Moody’s: Malaysia’s diverse exports to help mitigate Covid-19 lockdown impact
23 Jun 2021
Malaysia’s diverse export destinations and products should help to mitigate the impact of a prolonged national lockdown through the end of June, Moody’s Investors Service said today.
Malaysia imposed the nationwide movement control order (MCO 3.0) starting June 1 after daily cases hit 8,000.
From an initial two weeks, it was extended for another two weeks to end on June 28, 2021.
In its latest report, the ratings agency said the resurgence in coronavirus cases, along with low vaccination rates in the Asia Pacific (APAC), pose renewed risks to domestic demand, although the recovering global trade will support the region’s more export-oriented economies.
“Fresh movement restrictions to stem the spread of the virus will curb domestic demand and dampen consumer confidence.
“Meanwhile, vaccination rates are low in most parts of APAC, with only Maldives, Mongolia, Singapore and China having administered a first vaccine dose to at least 40 per cent of their populations,” said Nishad Majmudar, Moody’s assistant vice-president and analyst.
But in economies that are more export-oriented, including Vietnam (Ba3 positive), Taiwan, China (Aa3 positive) and Malaysia (A3 stable), large contributions from trade will compensate for weak domestic demand and bolster output ― as long as coronavirus-related closures of factories and export-processing sites are limited.

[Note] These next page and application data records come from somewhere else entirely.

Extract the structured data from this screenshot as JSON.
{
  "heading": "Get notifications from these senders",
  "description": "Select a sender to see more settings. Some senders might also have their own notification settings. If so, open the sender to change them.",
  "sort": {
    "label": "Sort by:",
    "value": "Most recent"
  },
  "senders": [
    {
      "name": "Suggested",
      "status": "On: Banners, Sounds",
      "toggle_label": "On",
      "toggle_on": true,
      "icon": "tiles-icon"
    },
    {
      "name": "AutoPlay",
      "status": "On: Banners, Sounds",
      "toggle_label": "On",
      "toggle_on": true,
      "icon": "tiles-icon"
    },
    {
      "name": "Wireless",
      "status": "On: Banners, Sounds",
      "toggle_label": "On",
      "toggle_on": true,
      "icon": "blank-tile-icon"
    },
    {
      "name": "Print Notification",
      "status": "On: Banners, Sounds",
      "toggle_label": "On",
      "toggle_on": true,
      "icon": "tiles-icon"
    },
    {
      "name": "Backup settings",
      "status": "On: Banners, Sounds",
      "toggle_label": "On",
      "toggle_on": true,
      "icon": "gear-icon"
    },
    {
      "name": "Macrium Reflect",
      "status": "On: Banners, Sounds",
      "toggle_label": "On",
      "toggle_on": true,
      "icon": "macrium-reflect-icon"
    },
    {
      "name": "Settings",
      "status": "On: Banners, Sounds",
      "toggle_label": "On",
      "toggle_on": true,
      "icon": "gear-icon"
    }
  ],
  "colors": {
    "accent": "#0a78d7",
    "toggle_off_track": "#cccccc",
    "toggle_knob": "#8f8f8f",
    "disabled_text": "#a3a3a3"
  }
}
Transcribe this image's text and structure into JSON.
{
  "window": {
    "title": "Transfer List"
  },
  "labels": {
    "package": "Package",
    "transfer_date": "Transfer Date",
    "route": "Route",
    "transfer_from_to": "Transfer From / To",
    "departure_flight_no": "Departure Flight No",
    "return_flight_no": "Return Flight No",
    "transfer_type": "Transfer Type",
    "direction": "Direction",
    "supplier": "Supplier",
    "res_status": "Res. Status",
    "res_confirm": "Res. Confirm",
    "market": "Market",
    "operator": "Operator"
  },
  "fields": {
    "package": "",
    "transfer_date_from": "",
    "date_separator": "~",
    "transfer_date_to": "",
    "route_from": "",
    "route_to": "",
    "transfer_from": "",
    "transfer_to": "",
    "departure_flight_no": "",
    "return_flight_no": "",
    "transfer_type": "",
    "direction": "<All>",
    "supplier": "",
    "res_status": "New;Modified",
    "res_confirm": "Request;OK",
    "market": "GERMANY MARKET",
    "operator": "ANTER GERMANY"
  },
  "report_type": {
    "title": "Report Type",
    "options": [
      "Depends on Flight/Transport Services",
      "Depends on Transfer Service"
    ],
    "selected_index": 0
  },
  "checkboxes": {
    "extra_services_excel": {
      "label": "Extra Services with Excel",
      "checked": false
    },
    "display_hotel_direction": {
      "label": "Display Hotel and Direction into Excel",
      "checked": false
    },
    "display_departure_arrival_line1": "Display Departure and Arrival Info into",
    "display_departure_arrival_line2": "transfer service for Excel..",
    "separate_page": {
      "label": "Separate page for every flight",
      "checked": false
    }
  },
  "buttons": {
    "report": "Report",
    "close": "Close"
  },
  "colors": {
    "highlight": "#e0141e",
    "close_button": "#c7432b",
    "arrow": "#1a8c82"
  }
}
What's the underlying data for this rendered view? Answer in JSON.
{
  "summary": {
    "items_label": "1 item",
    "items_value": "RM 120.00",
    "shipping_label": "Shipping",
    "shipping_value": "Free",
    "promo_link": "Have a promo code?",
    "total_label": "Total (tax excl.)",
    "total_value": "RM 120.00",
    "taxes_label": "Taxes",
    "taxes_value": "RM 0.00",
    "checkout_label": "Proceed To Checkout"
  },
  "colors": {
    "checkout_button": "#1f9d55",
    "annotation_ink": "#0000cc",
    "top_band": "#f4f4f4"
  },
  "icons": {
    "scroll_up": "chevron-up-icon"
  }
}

Vietnam’s robust exports have helped its economy grow amidst the pandemic — its exports expanded eight per cent in the first quarter of 2021 (Q1 2021) compared with Q4 2020 on a seasonally adjusted basis.
Likewise, in Taiwan, exports grew eight per cent in Q1 2021 from Q4 2020 and 16 per cent from a year earlier, powering an 8.9 per cent surge in gross domestic product (GDP).
“Malaysia’s diverse export destinations and products should help to mitigate the impact of the extension of its national lockdown through the end of June.
“Moody’s forecasts a growth of 7.2 per cent, 4.2per cent and 5.3 per cent, respectively, for these economies,” it said.
Meanwhile, the rebound will be more tepid for economies that are also dependent on international tourism, such as Thailand (Baa1 stable).
Moody’s expects Thailand’s GDP to expand 2.8 per cent in 2021 — a relatively shallow pickup from a 6.1 per cent contraction in 2020, reflecting the lagged recovery in the tourism industry.